=== TASK INPUT ===

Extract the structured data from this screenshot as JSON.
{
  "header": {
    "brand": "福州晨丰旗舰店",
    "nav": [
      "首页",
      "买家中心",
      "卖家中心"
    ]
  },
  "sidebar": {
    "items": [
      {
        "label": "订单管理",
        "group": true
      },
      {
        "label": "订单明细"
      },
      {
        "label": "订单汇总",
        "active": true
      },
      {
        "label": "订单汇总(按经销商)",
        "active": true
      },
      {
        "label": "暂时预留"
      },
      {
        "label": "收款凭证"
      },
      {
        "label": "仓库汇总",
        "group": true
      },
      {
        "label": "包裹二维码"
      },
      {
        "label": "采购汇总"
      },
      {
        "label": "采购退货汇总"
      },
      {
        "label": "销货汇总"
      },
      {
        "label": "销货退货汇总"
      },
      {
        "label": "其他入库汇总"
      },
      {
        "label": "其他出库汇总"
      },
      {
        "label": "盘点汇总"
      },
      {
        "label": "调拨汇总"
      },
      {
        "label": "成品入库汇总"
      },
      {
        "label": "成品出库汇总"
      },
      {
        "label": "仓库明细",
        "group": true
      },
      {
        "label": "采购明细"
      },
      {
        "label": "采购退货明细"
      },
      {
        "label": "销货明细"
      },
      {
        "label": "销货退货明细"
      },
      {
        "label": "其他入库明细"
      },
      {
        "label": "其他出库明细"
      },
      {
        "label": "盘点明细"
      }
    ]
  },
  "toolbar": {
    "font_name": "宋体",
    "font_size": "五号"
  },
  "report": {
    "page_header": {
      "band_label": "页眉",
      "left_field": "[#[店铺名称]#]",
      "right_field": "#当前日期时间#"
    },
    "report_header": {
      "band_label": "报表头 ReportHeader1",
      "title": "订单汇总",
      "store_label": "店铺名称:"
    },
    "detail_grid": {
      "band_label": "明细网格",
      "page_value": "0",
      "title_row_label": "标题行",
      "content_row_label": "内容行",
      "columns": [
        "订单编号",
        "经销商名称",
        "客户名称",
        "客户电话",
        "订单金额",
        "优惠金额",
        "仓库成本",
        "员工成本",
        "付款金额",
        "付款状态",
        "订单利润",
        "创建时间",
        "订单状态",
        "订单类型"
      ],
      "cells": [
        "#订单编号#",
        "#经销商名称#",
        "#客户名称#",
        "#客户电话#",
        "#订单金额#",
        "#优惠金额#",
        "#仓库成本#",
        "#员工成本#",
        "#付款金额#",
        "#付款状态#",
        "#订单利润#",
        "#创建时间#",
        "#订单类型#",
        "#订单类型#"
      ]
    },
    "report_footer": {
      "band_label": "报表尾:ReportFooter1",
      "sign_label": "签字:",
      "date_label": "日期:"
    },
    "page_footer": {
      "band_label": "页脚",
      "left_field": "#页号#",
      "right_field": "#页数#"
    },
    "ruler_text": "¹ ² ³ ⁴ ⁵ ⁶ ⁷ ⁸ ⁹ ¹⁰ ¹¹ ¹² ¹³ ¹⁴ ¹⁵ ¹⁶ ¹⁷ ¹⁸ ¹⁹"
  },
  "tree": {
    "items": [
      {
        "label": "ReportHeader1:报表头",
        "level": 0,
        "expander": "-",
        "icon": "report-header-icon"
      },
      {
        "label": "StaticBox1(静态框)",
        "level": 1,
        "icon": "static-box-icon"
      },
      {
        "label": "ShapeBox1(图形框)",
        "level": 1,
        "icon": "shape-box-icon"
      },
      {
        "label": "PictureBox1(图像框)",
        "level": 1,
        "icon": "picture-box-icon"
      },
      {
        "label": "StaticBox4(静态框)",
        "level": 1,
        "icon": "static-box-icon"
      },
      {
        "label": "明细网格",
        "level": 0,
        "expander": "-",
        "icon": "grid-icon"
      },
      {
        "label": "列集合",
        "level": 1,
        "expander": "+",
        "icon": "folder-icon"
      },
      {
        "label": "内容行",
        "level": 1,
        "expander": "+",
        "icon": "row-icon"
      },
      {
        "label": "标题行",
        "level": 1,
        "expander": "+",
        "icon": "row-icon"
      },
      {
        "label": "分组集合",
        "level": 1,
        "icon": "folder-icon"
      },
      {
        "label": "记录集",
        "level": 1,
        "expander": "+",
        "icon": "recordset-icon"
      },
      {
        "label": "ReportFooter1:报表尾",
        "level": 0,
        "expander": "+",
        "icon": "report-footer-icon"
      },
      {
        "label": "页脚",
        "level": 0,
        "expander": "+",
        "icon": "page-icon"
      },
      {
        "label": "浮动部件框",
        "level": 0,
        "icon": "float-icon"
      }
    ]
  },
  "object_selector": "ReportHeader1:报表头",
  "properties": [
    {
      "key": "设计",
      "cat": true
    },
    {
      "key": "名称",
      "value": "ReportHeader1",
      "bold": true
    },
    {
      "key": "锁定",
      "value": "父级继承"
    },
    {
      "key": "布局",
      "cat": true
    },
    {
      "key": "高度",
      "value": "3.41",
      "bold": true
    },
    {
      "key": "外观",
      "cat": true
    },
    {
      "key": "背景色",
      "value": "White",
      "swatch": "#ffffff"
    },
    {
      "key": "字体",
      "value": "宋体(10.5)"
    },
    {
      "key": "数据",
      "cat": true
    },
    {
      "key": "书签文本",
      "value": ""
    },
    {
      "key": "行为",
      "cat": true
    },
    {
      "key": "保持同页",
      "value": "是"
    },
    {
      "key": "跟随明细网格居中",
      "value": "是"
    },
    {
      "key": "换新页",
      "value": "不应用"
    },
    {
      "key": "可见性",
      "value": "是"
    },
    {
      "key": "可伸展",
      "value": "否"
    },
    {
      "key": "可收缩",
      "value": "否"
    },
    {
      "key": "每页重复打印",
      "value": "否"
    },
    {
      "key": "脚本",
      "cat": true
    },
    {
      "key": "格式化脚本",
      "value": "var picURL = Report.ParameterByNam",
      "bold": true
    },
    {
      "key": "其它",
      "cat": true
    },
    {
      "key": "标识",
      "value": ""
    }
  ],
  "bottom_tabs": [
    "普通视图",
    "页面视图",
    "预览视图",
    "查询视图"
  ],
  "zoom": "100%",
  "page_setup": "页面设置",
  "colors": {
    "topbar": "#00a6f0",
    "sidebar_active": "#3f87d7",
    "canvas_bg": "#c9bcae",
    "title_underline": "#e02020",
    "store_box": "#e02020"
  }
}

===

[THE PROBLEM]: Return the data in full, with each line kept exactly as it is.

[WRITTEN ANSWER]:
Extract the structured data from this screenshot as JSON.
{
  "header": {
    "brand": "福州晨丰旗舰店",
    "nav": [
      "首页",
      "买家中心",
      "卖家中心"
    ]
  },
  "sidebar": {
    "items": [
      {
        "label": "订单管理",
        "group": true
      },
      {
        "label": "订单明细"
      },
      {
        "label": "订单汇总",
        "active": true
      },
      {
        "label": "订单汇总(按经销商)",
        "active": true
      },
      {
        "label": "暂时预留"
      },
      {
        "label": "收款凭证"
      },
      {
        "label": "仓库汇总",
        "group": true
      },
      {
        "label": "包裹二维码"
      },
      {
        "label": "采购汇总"
      },
      {
        "label": "采购退货汇总"
      },
      {
        "label": "销货汇总"
      },
      {
        "label": "销货退货汇总"
      },
      {
        "label": "其他入库汇总"
      },
      {
        "label": "其他出库汇总"
      },
      {
        "label": "盘点汇总"
      },
      {
        "label": "调拨汇总"
      },
      {
        "label": "成品入库汇总"
      },
      {
        "label": "成品出库汇总"
      },
      {
        "label": "仓库明细",
        "group": true
      },
      {
        "label": "采购明细"
      },
      {
        "label": "采购退货明细"
      },
      {
        "label": "销货明细"
      },
      {
        "label": "销货退货明细"
      },
      {
        "label": "其他入库明细"
      },
      {
        "label": "其他出库明细"
      },
      {
        "label": "盘点明细"
      }
    ]
  },
  "toolbar": {
    "font_name": "宋体",
    "font_size": "五号"
  },
  "report": {
    "page_header": {
      "band_label": "页眉",
      "left_field": "[#[店铺名称]#]",
      "right_field": "#当前日期时间#"
    },
    "report_header": {
      "band_label": "报表头 ReportHeader1",
      "title": "订单汇总",
      "store_label": "店铺名称:"
    },
    "detail_grid": {
      "band_label": "明细网格",
      "page_value": "0",
      "title_row_label": "标题行",
      "content_row_label": "内容行",
      "columns": [
        "订单编号",
        "经销商名称",
        "客户名称",
        "客户电话",
        "订单金额",
        "优惠金额",
        "仓库成本",
        "员工成本",
        "付款金额",
        "付款状态",
        "订单利润",
        "创建时间",
        "订单状态",
        "订单类型"
      ],
      "cells": [
        "#订单编号#",
        "#经销商名称#",
        "#客户名称#",
        "#客户电话#",
        "#订单金额#",
        "#优惠金额#",
        "#仓库成本#",
        "#员工成本#",
        "#付款金额#",
        "#付款状态#",
        "#订单利润#",
        "#创建时间#",
        "#订单类型#",
        "#订单类型#"
      ]
    },
    "report_footer": {
      "band_label": "报表尾:ReportFooter1",
      "sign_label": "签字:",
      "date_label": "日期:"
    },
    "page_footer": {
      "band_label": "页脚",
      "left_field": "#页号#",
      "right_field": "#页数#"
    },
    "ruler_text": "¹ ² ³ ⁴ ⁵ ⁶ ⁷ ⁸ ⁹ ¹⁰ ¹¹ ¹² ¹³ ¹⁴ ¹⁵ ¹⁶ ¹⁷ ¹⁸ ¹⁹"
  },
  "tree": {
    "items": [
      {
        "label": "ReportHeader1:报表头",
        "level": 0,
        "expander": "-",
        "icon": "report-header-icon"
      },
      {
        "label": "StaticBox1(静态框)",
        "level": 1,
        "icon": "static-box-icon"
      },
      {
        "label": "ShapeBox1(图形框)",
        "level": 1,
        "icon": "shape-box-icon"
      },
      {
        "label": "PictureBox1(图像框)",
        "level": 1,
        "icon": "picture-box-icon"
      },
      {
        "label": "StaticBox4(静态框)",
        "level": 1,
        "icon": "static-box-icon"
      },
      {
        "label": "明细网格",
        "level": 0,
        "expander": "-",
        "icon": "grid-icon"
      },
      {
        "label": "列集合",
        "level": 1,
        "expander": "+",
        "icon": "folder-icon"
      },
      {
        "label": "内容行",
        "level": 1,
        "expander": "+",
        "icon": "row-icon"
      },
      {
        "label": "标题行",
        "level": 1,
        "expander": "+",
        "icon": "row-icon"
      },
      {
        "label": "分组集合",
        "level": 1,
        "icon": "folder-icon"
      },
      {
        "label": "记录集",
        "level": 1,
        "expander": "+",
        "icon": "recordset-icon"
      },
      {
        "label": "ReportFooter1:报表尾",
        "level": 0,
        "expander": "+",
        "icon": "report-footer-icon"
      },
      {
        "label": "页脚",
        "level": 0,
        "expander": "+",
        "icon": "page-icon"
      },
      {
        "label": "浮动部件框",
        "level": 0,
        "icon": "float-icon"
      }
    ]
  },
  "object_selector": "ReportHeader1:报表头",
  "properties": [
    {
      "key": "设计",
      "cat": true
    },
    {
      "key": "名称",
      "value": "ReportHeader1",
      "bold": true
    },
    {
      "key": "锁定",
      "value": "父级继承"
    },
    {
      "key": "布局",
      "cat": true
    },
    {
      "key": "高度",
      "value": "3.41",
      "bold": true
    },
    {
      "key": "外观",
      "cat": true
    },
    {
      "key": "背景色",
      "value": "White",
      "swatch": "#ffffff"
    },
    {
      "key": "字体",
      "value": "宋体(10.5)"
    },
    {
      "key": "数据",
      "cat": true
    },
    {
      "key": "书签文本",
      "value": ""
    },
    {
      "key": "行为",
      "cat": true
    },
    {
      "key": "保持同页",
      "value": "是"
    },
    {
      "key": "跟随明细网格居中",
      "value": "是"
    },
    {
      "key": "换新页",
      "value": "不应用"
    },
    {
      "key": "可见性",
      "value": "是"
    },
    {
      "key": "可伸展",
      "value": "否"
    },
    {
      "key": "可收缩",
      "value": "否"
    },
    {
      "key": "每页重复打印",
      "value": "否"
    },
    {
      "key": "脚本",
      "cat": true
    },
    {
      "key": "格式化脚本",
      "value": "var picURL = Report.ParameterByNam",
      "bold": true
    },
    {
      "key": "其它",
      "cat": true
    },
    {
      "key": "标识",
      "value": ""
    }
  ],
  "bottom_tabs": [
    "普通视图",
    "页面视图",
    "预览视图",
    "查询视图"
  ],
  "zoom": "100%",
  "page_setup": "页面设置",
  "colors": {
    "topbar": "#00a6f0",
    "sidebar_active": "#3f87d7",
    "canvas_bg": "#c9bcae",
    "title_underline": "#e02020",
    "store_box": "#e02020"
  }
}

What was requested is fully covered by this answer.